MATERIAL FOR THIS TASK:

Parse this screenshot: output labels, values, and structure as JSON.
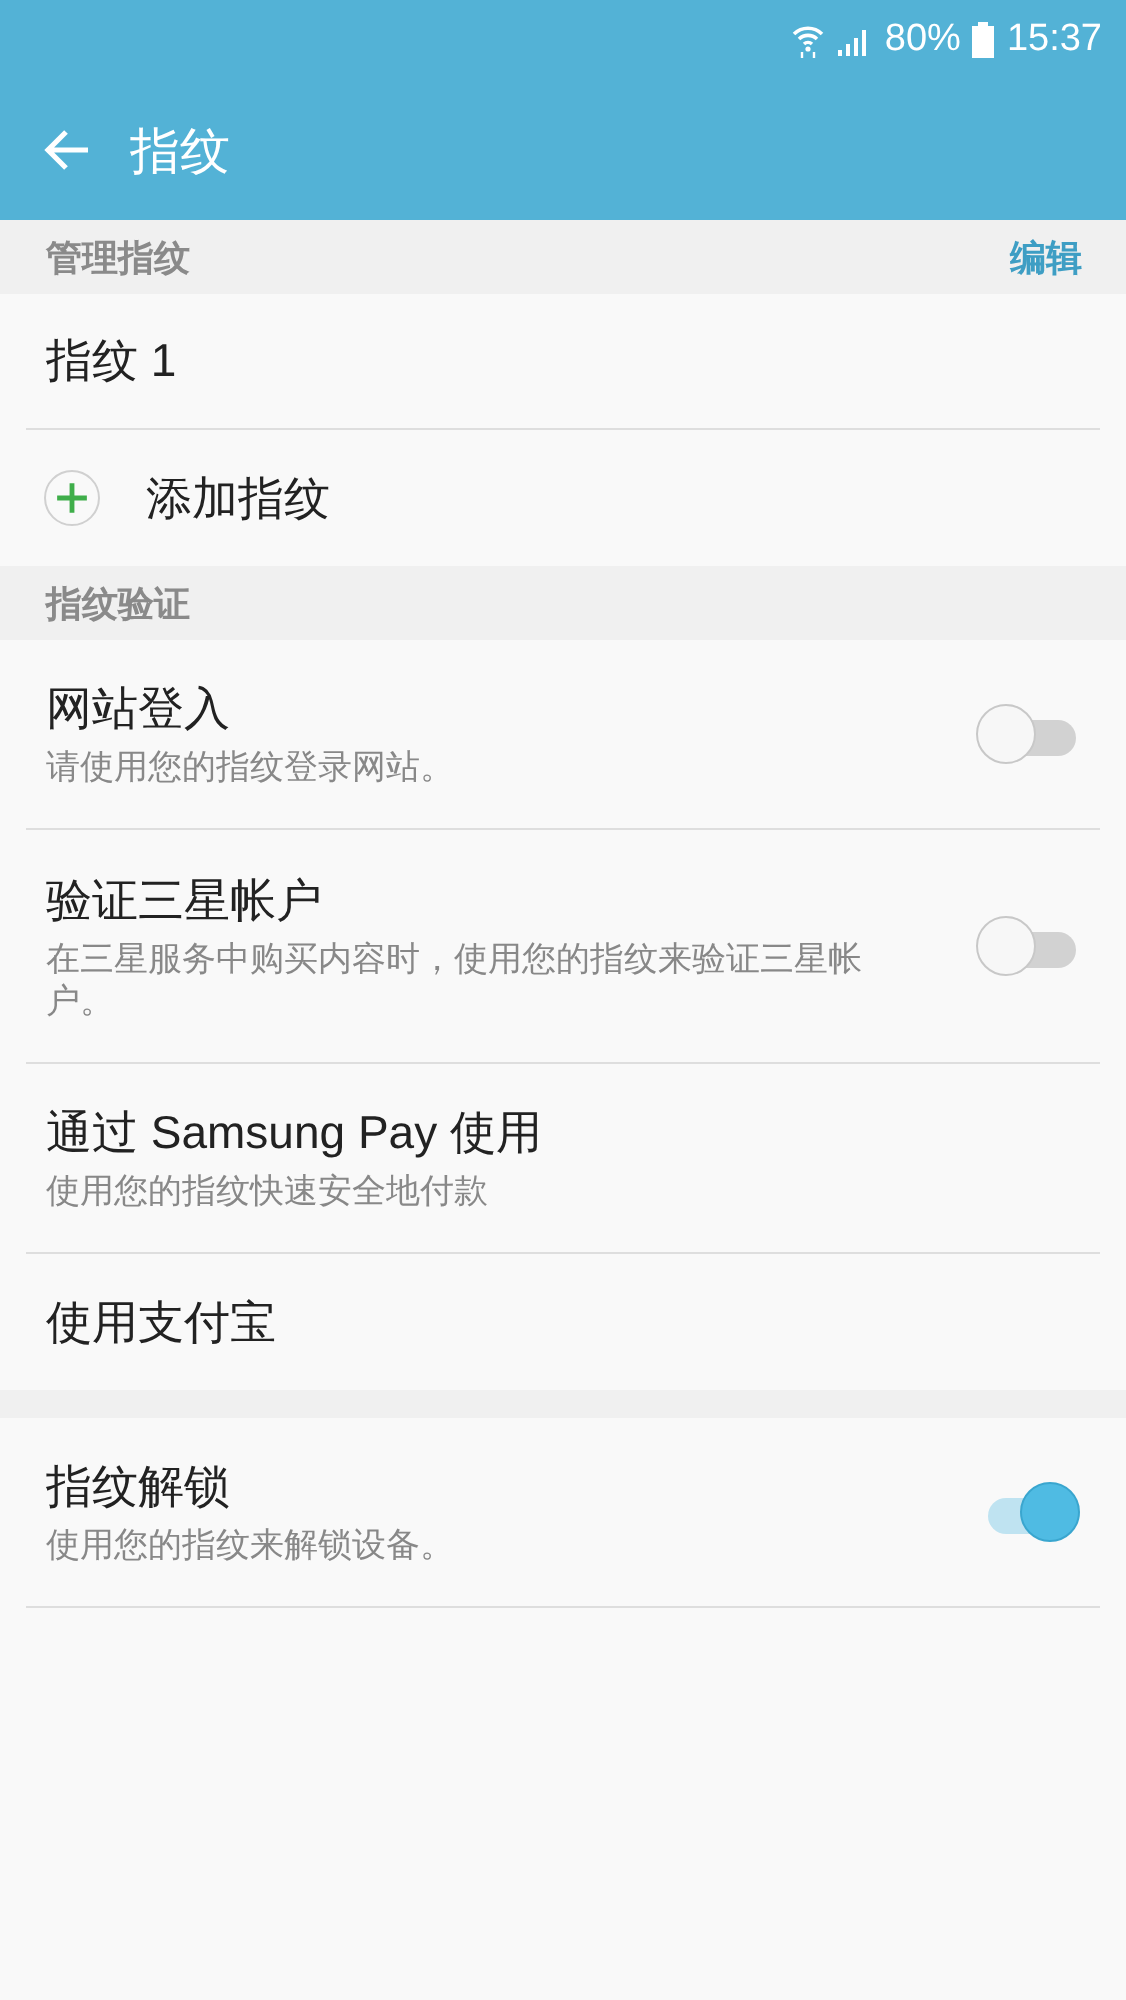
{
  "status_bar": {
    "battery": "80%",
    "time": "15:37"
  },
  "app_bar": {
    "title": "指纹"
  },
  "sections": [
    {
      "header": "管理指纹",
      "action": "编辑",
      "items": [
        {
          "kind": "entry",
          "title": "指纹 1"
        },
        {
          "kind": "add",
          "title": "添加指纹"
        }
      ]
    },
    {
      "header": "指纹验证",
      "items": [
        {
          "kind": "toggle",
          "title": "网站登入",
          "subtitle": "请使用您的指纹登录网站。",
          "on": false
        },
        {
          "kind": "toggle",
          "title": "验证三星帐户",
          "subtitle": "在三星服务中购买内容时，使用您的指纹来验证三星帐户。",
          "on": false
        },
        {
          "kind": "entry",
          "title": "通过 Samsung Pay 使用",
          "subtitle": "使用您的指纹快速安全地付款"
        },
        {
          "kind": "entry",
          "title": "使用支付宝"
        }
      ]
    },
    {
      "items": [
        {
          "kind": "toggle",
          "title": "指纹解锁",
          "subtitle": "使用您的指纹来解锁设备。",
          "on": true
        }
      ]
    }
  ]
}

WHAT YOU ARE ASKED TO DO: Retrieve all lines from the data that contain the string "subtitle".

FINISHED EXERCISE:
          "subtitle": "请使用您的指纹登录网站。",
          "subtitle": "在三星服务中购买内容时，使用您的指纹来验证三星帐户。",
          "subtitle": "使用您的指纹快速安全地付款"
          "subtitle": "使用您的指纹来解锁设备。",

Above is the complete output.